> Out= True
>
> In:= Length[pos1]
> Out= 379
>
> Daniel Lichtblau
> Wolfram Research

Starting from Lichtblau's method, I noticed that an even faster method
can be implemented by using rules.

I take as the reference method the following, based on Position:

firstPositions1[li1_, li2_] :=
Flatten[Map[Position[li1, #, 1, 1] &, li2]]

The second method is Lichtblau's:

firstPositions2[l1_, l2_] := Module[
{stor, elem, tab},
tab = ConstantArray[0, Length[l2]];
MapIndexed[If[! IntegerQ[stor[#1]], stor[#1] = #2[]] &, l2];
Do[
elem = stor[l1[[j]]];
If[IntegerQ[elem],
stor[l1[[j]]] = False;
tab[[elem]] = j;
], {j, Length[l1]}];
tab
]

Than I define a method based on rules:

ClearAll[ListRules];
ListRules[li_]:=
Dispatch[
Append[
MapIndexed[#1->First[#2]&,li],
_Integer->0
]
];

firstPositions3A[li1_, li2_] := DeleteCases[li2 /. ListRules[li1], 0];
firstPositions3B[li1_, li2_] := li2 /. ListRules[li1];

The rules associate to each element in Li1 its position.
Then, the rules are used on each element in Li2, thus replacing them
by the corresponding position il Li1.
Since only the first rule which is met in the list is applied, only
the first position is used.
Elements without position are replaced by zero (last appended rule).
Dispatch has the only effect of making rule application faster.

The method is in two "flavours": the first deletes the zeros and the
second doesn't.

With the small lists in the original question, all the methods return
{3,1,4}.

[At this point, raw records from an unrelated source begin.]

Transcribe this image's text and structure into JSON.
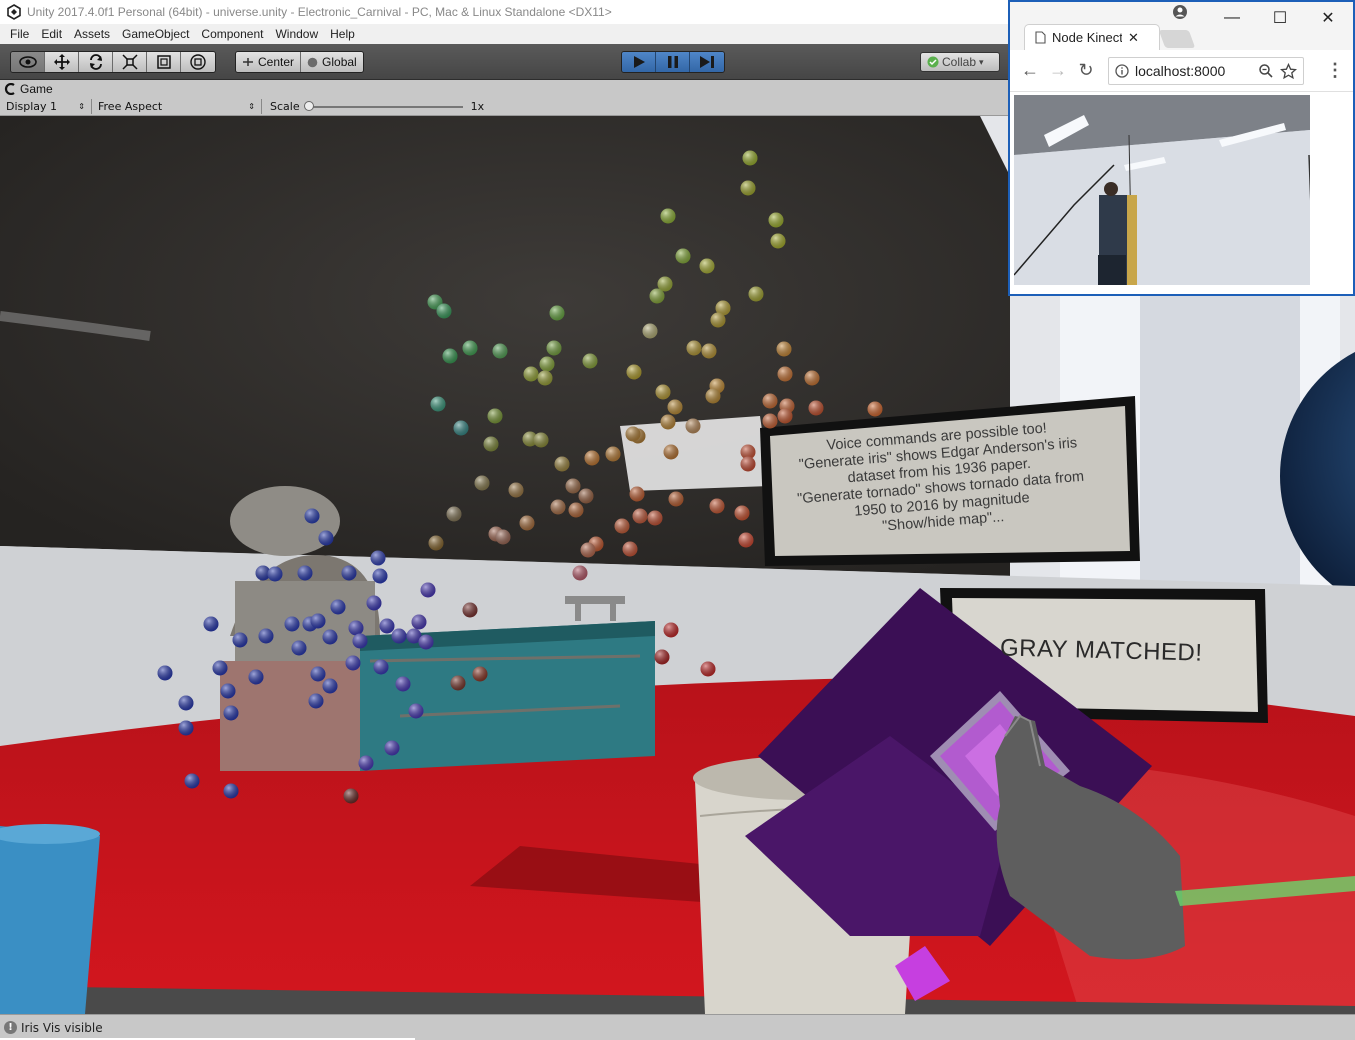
{
  "unity": {
    "title": "Unity 2017.4.0f1 Personal (64bit) - universe.unity - Electronic_Carnival - PC, Mac & Linux Standalone <DX11>",
    "menu": [
      "File",
      "Edit",
      "Assets",
      "GameObject",
      "Component",
      "Window",
      "Help"
    ],
    "toolbar": {
      "tools": [
        "hand-tool-icon",
        "move-tool-icon",
        "rotate-tool-icon",
        "scale-tool-icon",
        "rect-tool-icon",
        "transform-tool-icon"
      ],
      "pivot_label": "Center",
      "space_label": "Global",
      "collab_label": "Collab"
    },
    "game_view": {
      "tab_label": "Game",
      "display": "Display 1",
      "aspect": "Free Aspect",
      "scale_label": "Scale",
      "scale_value": "1x"
    },
    "scene_text": {
      "voice_panel": [
        "Voice commands are possible too!",
        "\"Generate iris\" shows Edgar Anderson's iris",
        "dataset from his 1936 paper.",
        "\"Generate tornado\" shows tornado data from",
        "1950 to 2016 by magnitude",
        "\"Show/hide map\"..."
      ],
      "match_panel": "GRAY MATCHED!"
    },
    "status": "Iris Vis visible"
  },
  "chrome": {
    "tab_title": "Node Kinect",
    "url": "localhost:8000"
  },
  "colors": {
    "toolbar_dark": "#4a4a4a",
    "play_blue": "#3c72b8",
    "table_red": "#c0141a",
    "purple": "#3d1456"
  }
}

Getting to bigger lists:

In:= li1=RandomInteger[10^4,10^4];
li2=RandomInteger[10^4,10^4];

In:= Timing[pos1=firstPositions1[li1,li2];]
Out= {17.596,Null}

In:= Timing[pos2=firstPositions2[li1,li2];]
Out= {0.218,Null}

In:= Timing[pos3A=firstPositions3A[li1,li2];]
Out= {0.078,Null}

In:= Timing[pos3B=firstPositions3B[li1,li2];]
Out= {0.094,Null}

So, the method is faster, both with and without zeros.

It returns results equal to the Position method:

In:= pos1==pos3A
Out= True

Instead, with the zeros, it is a little different from Lichtblau's:
In:= pos2==pos3B
Out= False

In fact, the rule method associates the position to any repeated
element in list2, while firstPositions2 does it only for the one
appearing first:
li1 = {4,5,8,2,6,4};
li2 = {8,4,2,8,7};

In:= firstPositions1[li1,li2]
Out= {3,1,4,3}
In:= firstPositions2[li1,li2]
Out= {3,1,4,0,0}
In:= firstPositions3A[li1,li2]
Out= {3,1,4,3}
In:= firstPositions3B[li1,li2]
Out= {3,1,4,3,0}

I think firstPositions3B represent better what one might expect with
respect to the zeros, but it of course depends on the application.